Opening 30 Aug 2007
Writing credits: Peter Jinks, David Mackenzie, Ed Whitmore
Principal actors: Jamie Bell, Sophia Myles, Ciaran Hinds, Jamie Sives, Maurice Roëves
Director David Mackenzie made this wonderful film about a 17-year-old boy in Scotland. Hallam Foe (Jamie Bell) keeps to himself, wears bizarre makeup and spies on his stepmother from the privacy of his treehouse. His own mother supposedly committed suicide by drowning, but he would rather suspect this intruder who married his father and makes him happy of murder. Certain conditions cause him to move to Edinburgh, where he picks locks in order to move into attics from where he clambers onto the roofs of the city at night like a homeless Spider Man. He is a lonely peeping tom until he spies a young woman who reminds him of his mother. In order to be near her, he takes a job washing dishes in the hotel where she also works. While spying on her, he is enraged to see that she is not perfect; in fact, she is having an affair with the married hotel manager. While watching the film I thought of Harold in Harold and Maude and Holden Caulfield in Catcher in the Rye, and I wasn’t surprised to find these characters mentioned in the production notes. Hallam Foe treats his parents like Harold treats his mother: in a totally obnoxious way. In the end, he doesn’t find a Maude, but he does find Kate (Sophia Myles), who firmly sets him on the right track. The ending is optimistic as Hallem comes to terms with himself and his life.
Jamie Bell, who became famous as the ballet dancer Billy Elliott, shows that without performing one dance step, he is an excellent actor and perfect for this role.
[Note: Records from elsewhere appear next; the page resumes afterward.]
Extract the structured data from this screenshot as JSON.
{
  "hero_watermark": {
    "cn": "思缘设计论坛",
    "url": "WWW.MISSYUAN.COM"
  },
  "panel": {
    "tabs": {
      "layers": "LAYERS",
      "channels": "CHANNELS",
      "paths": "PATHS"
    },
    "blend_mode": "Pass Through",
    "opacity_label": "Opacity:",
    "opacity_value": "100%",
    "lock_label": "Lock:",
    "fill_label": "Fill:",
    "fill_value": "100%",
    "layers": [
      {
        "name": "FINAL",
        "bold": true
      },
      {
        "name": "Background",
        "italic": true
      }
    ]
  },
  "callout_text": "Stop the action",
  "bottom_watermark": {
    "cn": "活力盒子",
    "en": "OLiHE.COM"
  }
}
The film showed in competition at the 2007 Berlinale, and I would have given Bell the best actor award; he deserved it. The film did win best music, and the soundtrack is full of the most wonderful songs by pop groups, mostly under the label of Domino Recording Co: groups such as Psapp, Test Icicles, Movietone, The Pastels, Junior Boys, Clinic, etc. Check it out or buy the soundtrack for a treat. This was based on the book by Peter Jinks. (Becky Tan)